Without an operating agreement, it's up to your state's laws and/or general contract law to decide how much control each partner has over the company. That means there's no guarantee about who gets to make what decisions or when they get to make them—and it also means that if you disagree with your partners on something important, nothing is stopping them from deciding without you—or even against your wishes!
But with a business operating agreement in place, everything is spelled out in advance. You know exactly what rights everyone has, so there are no surprises when it comes time for big decisions like hiring new employees or expanding into new markets.
Every business in the U.S. is required to file for an EIN with the Internal Revenue Service (IRS). The EIN is a tax ID number that is used for filing taxes. If you are an individual, you can use your Social Security Number as your tax ID number. However, if you are a business, you must use an EIN number.
When you file taxes in Vermont, the government uses your EIN number to identify who owns the company and how much money it makes. This helps them decide how much money they should take from each company and pay out in taxes. If you do not have an EIN, it can be difficult for companies to determine who owns their business and what kind of money they make.
You can file your EIN in two ways:
Do it yourself: If you have all of the necessary paperwork and information ready, you can go directly to the IRS website and apply for your EIN.
Leverage an EIN Service Provider: If you don’t want to deal with the hassle of the IRS and are unsure what information is needed to file for your EIN, you can use one of the following EIN service providers below who will do everything for you!
This is one of the steps many new LLC owners forget about each year, but is required by the state of Vermont to remain in good standing. You will need to pay a fee each year to the state in which you’ve filed your LLC.
What is an annual report?
An LLC Annual Report is a document that outlines the key facts about your LLC. It is required by law, and helps you avoid legal trouble down the road. The annual report is usually filed with a state agency, which will then make it available to the public. The contents of the report vary depending on where you live, but they typically include information like:

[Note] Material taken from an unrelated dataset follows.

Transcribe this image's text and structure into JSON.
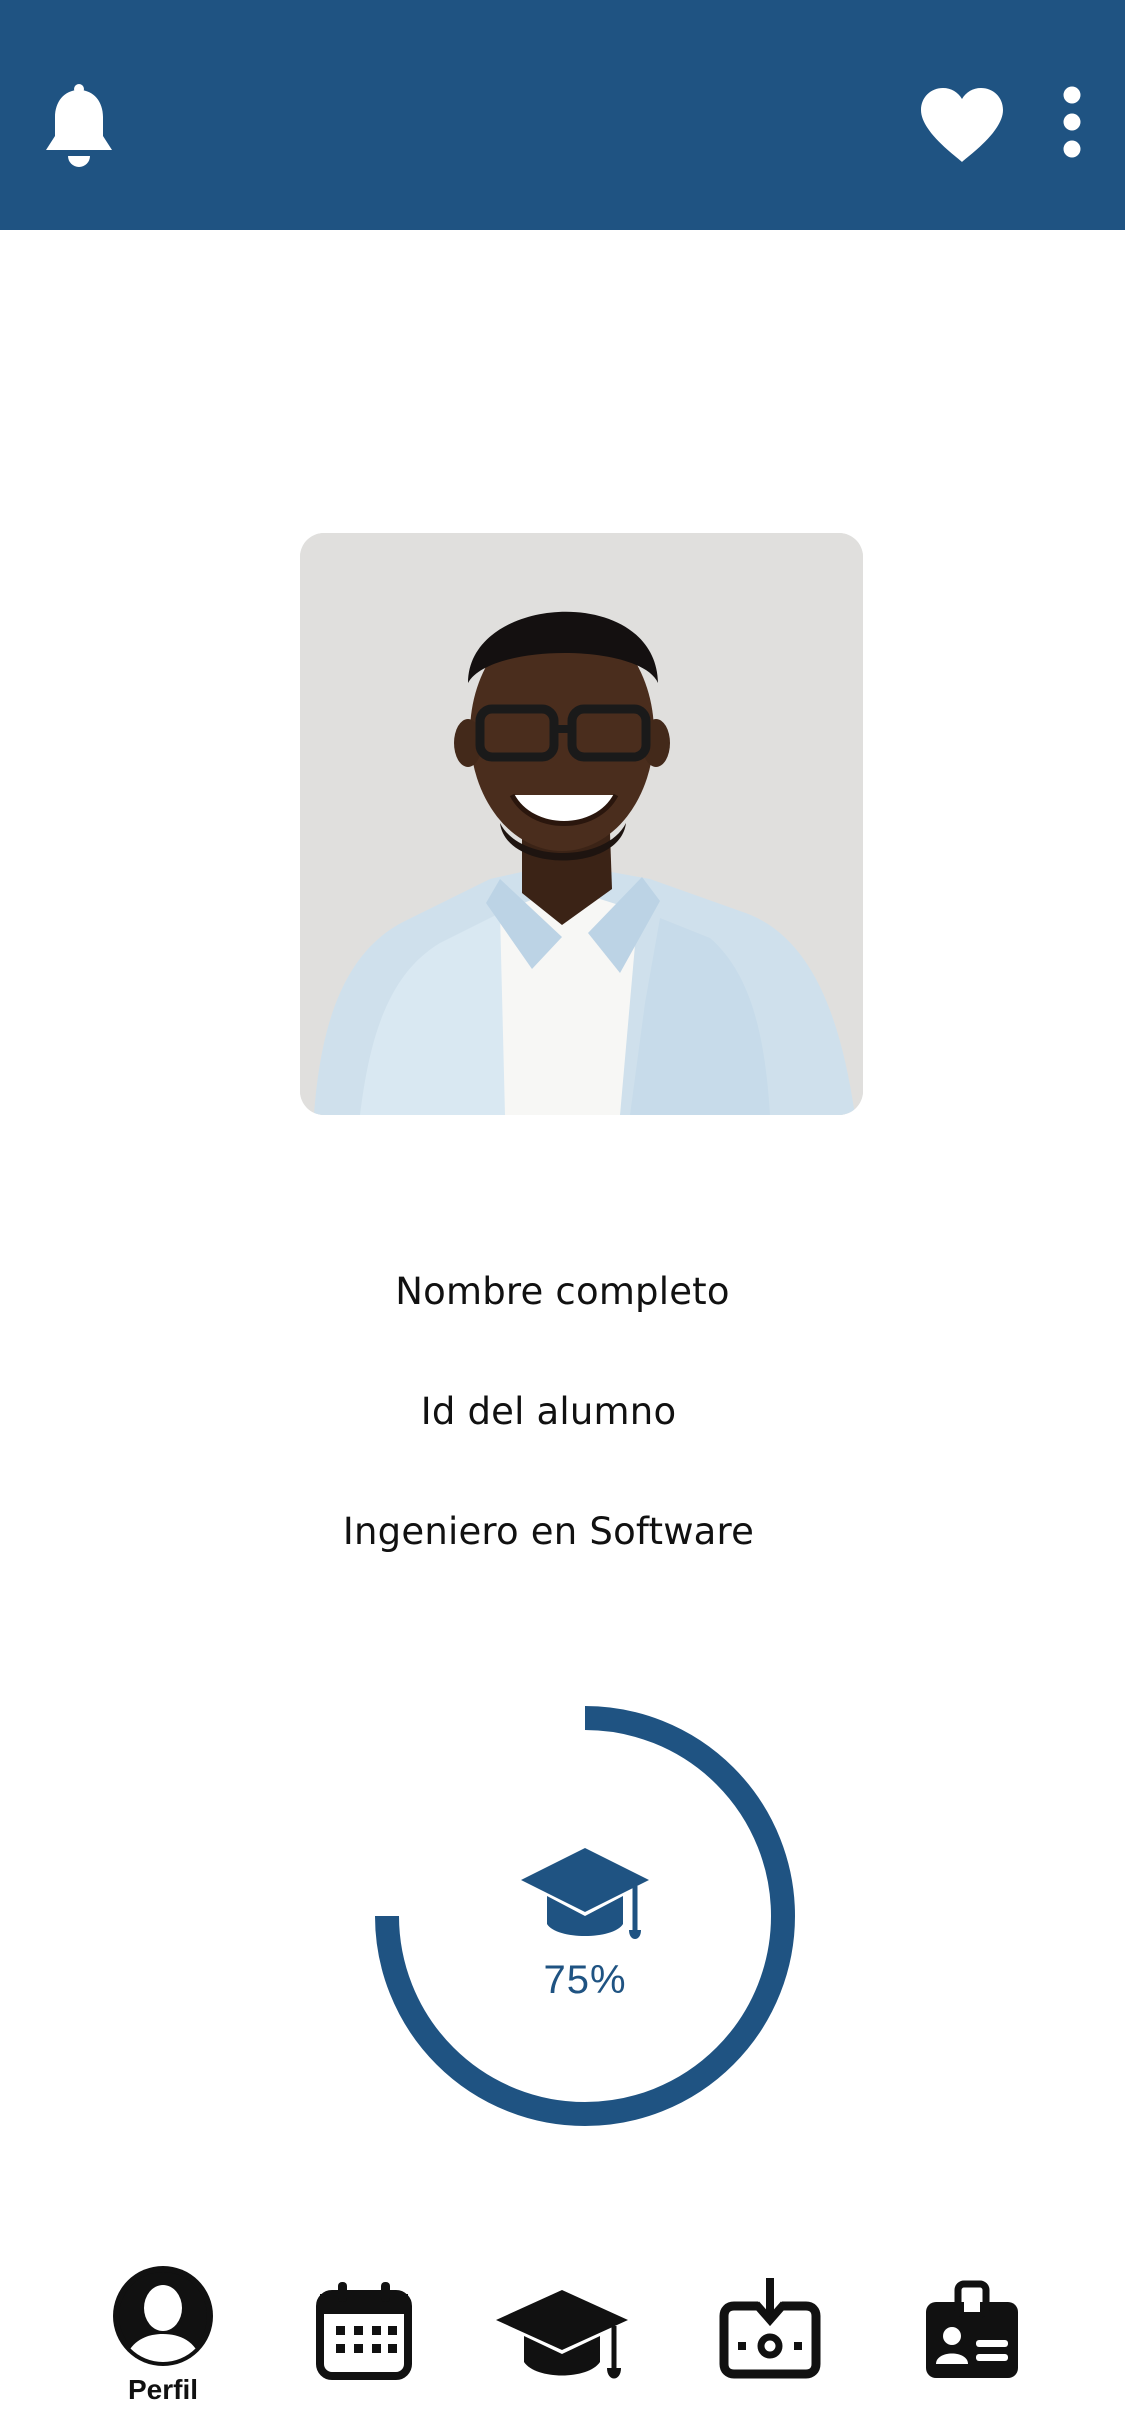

After you’ve completed all of the necessary steps to legally establish your LLC in Vermont, you may still need to check with your local government on other necessary licenses and permits needed to operate your business.
What are business licenses?
Business licenses are a form of permit that allows you to run your business legally. They're issued by local governments and are used to protect the public from harm, such as unsafe products or dangerous workplaces.
You'll need to apply for a business license if you operate a business out of your home, have employees, or sell products or services.
Here are some other common business licenses and permits needed to operate in Vermont:
The main cost to start an LLC in Vermont is $125.00 for filing your Certificate of Formation. You will also need to file an annual report with the state of Vermont on a yearly basis, which also costs $35.00.
Yes, you need an EIN for your Vermont LLC. The EIN stands for "Employer Identification Number," and it's basically like the social security number of your business. If you're setting up an LLC, you'll need this number in order to open a bank account, file taxes, and do other things that are necessary for running a business.
The length of time it takes to submit your paperwork and legally form your LLC varies depending on the Vermont you’re applying to and how you apply (mail or online). Generally speaking, if you file online, you can expect it to take anywhere from one to three business days to form your LLC or one to two weeks if you file by mail.